Fine. In theory. But, how is this supposed to work, in practice? By "contemplating philosophically in togetherness". Wonderful. But, then, does this mean that philosophy can help to create togetherness? Also: does this mean that a contemplative attitude can be shared or – even more – can be experienced in togetherness? And, last but not least, if togetherness is intended "as opening ourselves to our companions and resonating with them", then, what does it mean to say, exactly, that philosophical companions resonate to each other?
In order to formulate an acceptable answer to the main question, I need to answer these three deriving questions first. I will start form the end: I will answer the last of the three.
What does it mean that companions resonate to each other?
It means that the philosophical companions' aim is to enter and enlarge the perspective and the interpretation of a given philosophical issue, rather than to discuss its being right or wrong. Which means that the intention of each participant in a companionship is not to convince the others of the rightfulness of his/her own vision or position. Rather, the intention is to offer a personal vision, freely, as a kind of gift. A gift that can be accepted or refused, with no harm to the pursuit of the common goal of "cultivate new depths of understanding".
So, does this mean that philosophy can create togetherness? Well, if with the word "philosophy" we intend the process of philosophising, the answer is "yes"; because the act of philosophising implies an open dialogue, implies the other(s). And if, while philosophising, we look for common grounds to explore and enlarge, rather than for logical fallacies to highlight and banish, then we resonate rather than discuss. This, however, doesn't mean that discussion never enters a philosophical companionship. This only means that discussing is not its focus.
So, it seems to me that a philosophical companionship is something that tends to create togetherness while aiming at "new depths of understanding". But how can those new depths of understanding not just be aimed at but actually reached? By contemplating. Which leads us again to the question: can a philosophically contemplative attitude be shared, be experienced in togetherness?

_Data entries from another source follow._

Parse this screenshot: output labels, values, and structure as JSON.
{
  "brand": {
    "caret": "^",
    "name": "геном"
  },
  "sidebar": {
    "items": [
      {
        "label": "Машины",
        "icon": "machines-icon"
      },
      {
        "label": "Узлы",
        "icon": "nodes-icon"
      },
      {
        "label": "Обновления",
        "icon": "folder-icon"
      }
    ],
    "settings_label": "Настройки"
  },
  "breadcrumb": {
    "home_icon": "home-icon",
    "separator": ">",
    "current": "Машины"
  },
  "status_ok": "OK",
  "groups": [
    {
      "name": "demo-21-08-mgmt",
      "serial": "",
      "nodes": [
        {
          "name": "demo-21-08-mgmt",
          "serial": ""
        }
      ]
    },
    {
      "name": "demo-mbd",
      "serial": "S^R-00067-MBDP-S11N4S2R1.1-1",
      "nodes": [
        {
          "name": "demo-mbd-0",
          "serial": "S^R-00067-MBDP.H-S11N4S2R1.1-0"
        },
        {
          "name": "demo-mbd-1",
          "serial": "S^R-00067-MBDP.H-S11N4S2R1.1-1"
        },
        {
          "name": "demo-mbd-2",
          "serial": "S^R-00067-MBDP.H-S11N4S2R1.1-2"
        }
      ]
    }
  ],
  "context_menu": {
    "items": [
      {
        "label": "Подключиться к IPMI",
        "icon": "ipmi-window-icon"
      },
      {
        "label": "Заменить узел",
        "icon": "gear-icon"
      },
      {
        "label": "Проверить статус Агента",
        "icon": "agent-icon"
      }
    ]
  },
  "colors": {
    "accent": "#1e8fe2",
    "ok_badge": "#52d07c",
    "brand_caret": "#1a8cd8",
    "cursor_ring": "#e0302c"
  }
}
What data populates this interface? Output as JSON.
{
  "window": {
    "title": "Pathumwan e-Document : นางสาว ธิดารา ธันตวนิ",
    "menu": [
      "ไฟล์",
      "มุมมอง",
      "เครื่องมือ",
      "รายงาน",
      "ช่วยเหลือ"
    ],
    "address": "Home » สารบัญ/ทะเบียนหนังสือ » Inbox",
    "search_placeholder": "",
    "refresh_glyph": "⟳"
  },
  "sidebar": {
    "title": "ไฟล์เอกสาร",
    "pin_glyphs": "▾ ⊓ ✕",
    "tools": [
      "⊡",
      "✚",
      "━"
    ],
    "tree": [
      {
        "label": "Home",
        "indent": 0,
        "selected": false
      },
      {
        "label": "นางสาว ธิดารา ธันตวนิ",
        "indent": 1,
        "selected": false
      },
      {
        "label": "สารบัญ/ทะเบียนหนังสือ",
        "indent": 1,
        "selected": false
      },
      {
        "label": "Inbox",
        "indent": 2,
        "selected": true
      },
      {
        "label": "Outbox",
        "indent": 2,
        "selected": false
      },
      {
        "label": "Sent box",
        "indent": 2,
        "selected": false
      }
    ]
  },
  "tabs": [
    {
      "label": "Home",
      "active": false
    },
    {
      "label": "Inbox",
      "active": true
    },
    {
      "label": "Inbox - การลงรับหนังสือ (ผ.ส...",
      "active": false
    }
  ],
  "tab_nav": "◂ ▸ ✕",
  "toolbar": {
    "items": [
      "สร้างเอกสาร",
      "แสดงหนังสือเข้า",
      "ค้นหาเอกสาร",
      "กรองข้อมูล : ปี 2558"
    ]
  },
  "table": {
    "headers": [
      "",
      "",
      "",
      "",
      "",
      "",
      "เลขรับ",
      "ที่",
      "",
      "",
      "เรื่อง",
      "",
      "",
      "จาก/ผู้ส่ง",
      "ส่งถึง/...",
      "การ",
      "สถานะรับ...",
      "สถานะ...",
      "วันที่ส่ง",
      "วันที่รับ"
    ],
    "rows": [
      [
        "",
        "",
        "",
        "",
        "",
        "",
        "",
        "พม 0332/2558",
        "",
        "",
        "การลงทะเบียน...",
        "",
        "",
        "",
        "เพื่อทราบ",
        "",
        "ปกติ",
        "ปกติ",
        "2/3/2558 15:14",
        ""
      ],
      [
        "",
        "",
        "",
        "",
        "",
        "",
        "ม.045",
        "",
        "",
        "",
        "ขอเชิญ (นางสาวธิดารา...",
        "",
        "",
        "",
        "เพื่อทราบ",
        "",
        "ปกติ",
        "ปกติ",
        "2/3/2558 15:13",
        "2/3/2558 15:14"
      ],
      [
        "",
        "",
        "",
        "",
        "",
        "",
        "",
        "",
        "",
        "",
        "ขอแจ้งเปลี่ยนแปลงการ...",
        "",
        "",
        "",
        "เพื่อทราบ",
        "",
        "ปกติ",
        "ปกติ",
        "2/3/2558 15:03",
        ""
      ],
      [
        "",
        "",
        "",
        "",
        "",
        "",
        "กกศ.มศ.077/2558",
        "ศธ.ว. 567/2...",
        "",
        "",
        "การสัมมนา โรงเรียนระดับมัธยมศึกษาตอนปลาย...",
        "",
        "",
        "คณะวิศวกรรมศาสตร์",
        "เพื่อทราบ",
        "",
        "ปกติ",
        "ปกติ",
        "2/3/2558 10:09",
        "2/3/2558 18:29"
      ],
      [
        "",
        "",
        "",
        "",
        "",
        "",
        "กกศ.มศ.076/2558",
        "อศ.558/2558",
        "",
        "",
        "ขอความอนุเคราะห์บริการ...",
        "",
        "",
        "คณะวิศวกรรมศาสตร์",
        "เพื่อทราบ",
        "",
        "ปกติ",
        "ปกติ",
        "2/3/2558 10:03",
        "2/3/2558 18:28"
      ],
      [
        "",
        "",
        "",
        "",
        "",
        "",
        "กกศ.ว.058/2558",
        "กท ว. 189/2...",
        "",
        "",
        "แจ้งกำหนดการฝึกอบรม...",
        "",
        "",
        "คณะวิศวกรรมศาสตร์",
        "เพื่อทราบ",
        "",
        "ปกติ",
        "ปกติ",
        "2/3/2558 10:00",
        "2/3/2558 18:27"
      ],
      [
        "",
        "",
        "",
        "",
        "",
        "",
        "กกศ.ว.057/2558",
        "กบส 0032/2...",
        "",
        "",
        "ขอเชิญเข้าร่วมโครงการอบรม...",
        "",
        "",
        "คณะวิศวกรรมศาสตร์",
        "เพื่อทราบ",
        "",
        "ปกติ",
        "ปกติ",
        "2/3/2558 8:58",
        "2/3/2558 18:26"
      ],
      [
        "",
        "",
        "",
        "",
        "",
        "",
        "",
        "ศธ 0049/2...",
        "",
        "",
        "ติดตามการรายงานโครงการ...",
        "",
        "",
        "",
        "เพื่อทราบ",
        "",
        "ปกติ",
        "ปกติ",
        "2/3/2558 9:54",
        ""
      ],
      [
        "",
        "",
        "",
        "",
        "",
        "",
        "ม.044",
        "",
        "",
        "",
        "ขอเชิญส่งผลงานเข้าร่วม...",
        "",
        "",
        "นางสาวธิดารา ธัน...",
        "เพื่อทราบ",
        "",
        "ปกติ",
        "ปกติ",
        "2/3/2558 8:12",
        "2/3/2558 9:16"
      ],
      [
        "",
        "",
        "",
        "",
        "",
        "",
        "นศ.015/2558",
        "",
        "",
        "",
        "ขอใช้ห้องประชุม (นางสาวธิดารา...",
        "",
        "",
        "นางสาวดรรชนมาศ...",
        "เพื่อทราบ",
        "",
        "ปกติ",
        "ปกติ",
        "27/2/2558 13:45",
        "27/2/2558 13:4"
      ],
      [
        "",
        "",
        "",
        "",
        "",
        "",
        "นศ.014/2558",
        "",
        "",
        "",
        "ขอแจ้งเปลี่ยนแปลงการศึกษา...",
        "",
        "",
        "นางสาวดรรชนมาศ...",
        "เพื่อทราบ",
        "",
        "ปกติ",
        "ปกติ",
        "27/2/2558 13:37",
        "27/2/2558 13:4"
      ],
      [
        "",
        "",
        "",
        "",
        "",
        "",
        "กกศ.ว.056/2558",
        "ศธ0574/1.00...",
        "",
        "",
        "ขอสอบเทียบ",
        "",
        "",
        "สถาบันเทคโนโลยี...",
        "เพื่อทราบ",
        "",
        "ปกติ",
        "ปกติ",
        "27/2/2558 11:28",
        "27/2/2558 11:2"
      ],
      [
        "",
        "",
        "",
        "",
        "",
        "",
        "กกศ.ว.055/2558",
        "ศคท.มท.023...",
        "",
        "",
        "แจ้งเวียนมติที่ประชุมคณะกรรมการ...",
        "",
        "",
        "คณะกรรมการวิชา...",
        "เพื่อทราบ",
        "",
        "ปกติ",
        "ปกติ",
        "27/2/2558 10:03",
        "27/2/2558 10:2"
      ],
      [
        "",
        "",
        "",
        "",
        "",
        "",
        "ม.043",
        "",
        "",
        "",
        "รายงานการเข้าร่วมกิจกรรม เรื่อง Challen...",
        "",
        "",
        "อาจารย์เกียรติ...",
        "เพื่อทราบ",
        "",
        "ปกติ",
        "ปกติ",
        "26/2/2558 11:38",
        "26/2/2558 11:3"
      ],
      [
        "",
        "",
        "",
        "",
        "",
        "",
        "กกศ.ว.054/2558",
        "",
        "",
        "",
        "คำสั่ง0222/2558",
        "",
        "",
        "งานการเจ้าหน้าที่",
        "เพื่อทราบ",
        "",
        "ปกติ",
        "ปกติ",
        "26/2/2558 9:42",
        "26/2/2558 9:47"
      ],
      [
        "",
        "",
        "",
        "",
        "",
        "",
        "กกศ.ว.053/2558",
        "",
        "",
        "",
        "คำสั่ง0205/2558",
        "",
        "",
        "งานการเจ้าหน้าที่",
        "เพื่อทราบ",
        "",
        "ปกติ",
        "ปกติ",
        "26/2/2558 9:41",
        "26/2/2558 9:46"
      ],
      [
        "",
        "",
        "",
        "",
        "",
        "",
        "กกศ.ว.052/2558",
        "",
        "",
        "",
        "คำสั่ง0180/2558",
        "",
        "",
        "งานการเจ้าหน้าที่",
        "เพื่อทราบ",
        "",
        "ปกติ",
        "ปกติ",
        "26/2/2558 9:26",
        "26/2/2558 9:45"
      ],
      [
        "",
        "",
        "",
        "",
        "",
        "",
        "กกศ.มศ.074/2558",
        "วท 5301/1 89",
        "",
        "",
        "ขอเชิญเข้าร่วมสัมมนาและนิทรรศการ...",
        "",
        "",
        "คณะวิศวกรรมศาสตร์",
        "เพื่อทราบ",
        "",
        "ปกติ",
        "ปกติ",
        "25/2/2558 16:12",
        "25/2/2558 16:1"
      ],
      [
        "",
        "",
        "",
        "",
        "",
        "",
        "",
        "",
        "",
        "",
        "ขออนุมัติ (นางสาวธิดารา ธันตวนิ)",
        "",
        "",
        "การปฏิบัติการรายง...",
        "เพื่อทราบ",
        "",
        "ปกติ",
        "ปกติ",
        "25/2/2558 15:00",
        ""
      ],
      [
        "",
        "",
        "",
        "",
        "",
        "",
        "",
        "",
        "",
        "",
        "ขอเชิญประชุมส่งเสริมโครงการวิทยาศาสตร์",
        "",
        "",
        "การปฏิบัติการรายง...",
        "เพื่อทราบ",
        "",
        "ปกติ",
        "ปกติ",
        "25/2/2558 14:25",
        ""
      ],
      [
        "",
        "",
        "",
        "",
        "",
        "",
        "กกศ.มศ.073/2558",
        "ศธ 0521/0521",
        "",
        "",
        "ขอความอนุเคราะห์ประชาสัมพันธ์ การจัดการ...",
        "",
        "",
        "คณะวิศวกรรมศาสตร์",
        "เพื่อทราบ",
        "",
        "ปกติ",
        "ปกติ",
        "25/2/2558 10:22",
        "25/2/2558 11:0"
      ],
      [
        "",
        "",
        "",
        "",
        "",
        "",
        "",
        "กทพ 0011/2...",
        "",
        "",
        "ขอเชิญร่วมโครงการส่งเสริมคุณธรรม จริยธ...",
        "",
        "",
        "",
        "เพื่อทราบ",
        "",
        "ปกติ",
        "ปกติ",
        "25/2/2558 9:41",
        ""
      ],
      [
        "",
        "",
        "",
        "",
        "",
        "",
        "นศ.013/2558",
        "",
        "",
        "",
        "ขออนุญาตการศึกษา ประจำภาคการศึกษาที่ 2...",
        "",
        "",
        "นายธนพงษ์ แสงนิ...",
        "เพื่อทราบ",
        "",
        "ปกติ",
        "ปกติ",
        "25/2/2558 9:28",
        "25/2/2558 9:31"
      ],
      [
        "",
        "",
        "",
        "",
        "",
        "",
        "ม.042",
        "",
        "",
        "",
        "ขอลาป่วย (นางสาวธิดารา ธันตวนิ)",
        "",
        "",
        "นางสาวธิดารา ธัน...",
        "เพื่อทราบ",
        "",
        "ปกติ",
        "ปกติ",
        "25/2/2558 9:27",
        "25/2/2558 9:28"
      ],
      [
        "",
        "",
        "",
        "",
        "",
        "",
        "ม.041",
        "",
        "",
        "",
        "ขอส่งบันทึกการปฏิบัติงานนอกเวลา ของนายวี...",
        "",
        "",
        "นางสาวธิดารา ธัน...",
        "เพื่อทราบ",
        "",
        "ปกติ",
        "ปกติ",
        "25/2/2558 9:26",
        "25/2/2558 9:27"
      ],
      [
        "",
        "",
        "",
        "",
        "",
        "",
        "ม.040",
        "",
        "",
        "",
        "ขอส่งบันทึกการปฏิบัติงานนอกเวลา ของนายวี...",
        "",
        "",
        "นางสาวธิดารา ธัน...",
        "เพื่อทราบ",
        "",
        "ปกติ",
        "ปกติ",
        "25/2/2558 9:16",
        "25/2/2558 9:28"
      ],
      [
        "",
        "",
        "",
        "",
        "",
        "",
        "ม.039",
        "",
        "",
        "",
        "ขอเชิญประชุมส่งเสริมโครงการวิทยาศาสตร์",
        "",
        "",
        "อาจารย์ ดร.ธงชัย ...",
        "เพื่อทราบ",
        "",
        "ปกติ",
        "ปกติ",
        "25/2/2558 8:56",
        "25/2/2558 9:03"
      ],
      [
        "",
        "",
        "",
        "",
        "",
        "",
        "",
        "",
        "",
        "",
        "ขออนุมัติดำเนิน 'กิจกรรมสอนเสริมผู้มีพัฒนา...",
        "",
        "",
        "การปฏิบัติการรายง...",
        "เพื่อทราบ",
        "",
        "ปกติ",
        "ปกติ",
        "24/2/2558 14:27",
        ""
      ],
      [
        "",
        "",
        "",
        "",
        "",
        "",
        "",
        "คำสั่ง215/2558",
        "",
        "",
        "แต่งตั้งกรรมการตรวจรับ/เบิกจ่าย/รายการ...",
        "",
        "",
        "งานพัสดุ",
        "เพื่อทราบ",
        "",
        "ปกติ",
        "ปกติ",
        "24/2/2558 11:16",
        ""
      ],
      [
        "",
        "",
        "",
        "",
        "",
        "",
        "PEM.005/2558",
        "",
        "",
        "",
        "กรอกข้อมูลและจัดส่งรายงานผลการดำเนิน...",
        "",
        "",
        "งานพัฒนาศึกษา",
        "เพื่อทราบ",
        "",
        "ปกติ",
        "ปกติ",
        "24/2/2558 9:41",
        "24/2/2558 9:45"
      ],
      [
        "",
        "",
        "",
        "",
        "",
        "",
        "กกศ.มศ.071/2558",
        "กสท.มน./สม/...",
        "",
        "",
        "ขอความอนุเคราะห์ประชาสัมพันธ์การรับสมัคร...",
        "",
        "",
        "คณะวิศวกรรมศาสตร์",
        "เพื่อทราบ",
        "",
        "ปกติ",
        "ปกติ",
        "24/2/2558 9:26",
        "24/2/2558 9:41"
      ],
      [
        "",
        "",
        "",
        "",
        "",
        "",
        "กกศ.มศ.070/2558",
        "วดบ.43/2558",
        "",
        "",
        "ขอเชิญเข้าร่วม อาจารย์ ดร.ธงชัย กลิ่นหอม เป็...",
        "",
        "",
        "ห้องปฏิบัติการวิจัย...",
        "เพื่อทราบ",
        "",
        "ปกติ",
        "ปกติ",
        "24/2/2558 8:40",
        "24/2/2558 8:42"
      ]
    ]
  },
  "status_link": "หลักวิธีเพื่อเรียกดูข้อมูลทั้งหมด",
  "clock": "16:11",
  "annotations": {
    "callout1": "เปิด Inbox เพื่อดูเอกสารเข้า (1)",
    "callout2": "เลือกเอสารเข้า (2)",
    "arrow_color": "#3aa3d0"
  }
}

I say it can. Because I have experienced it. But here I have no words to further explain how and why it can.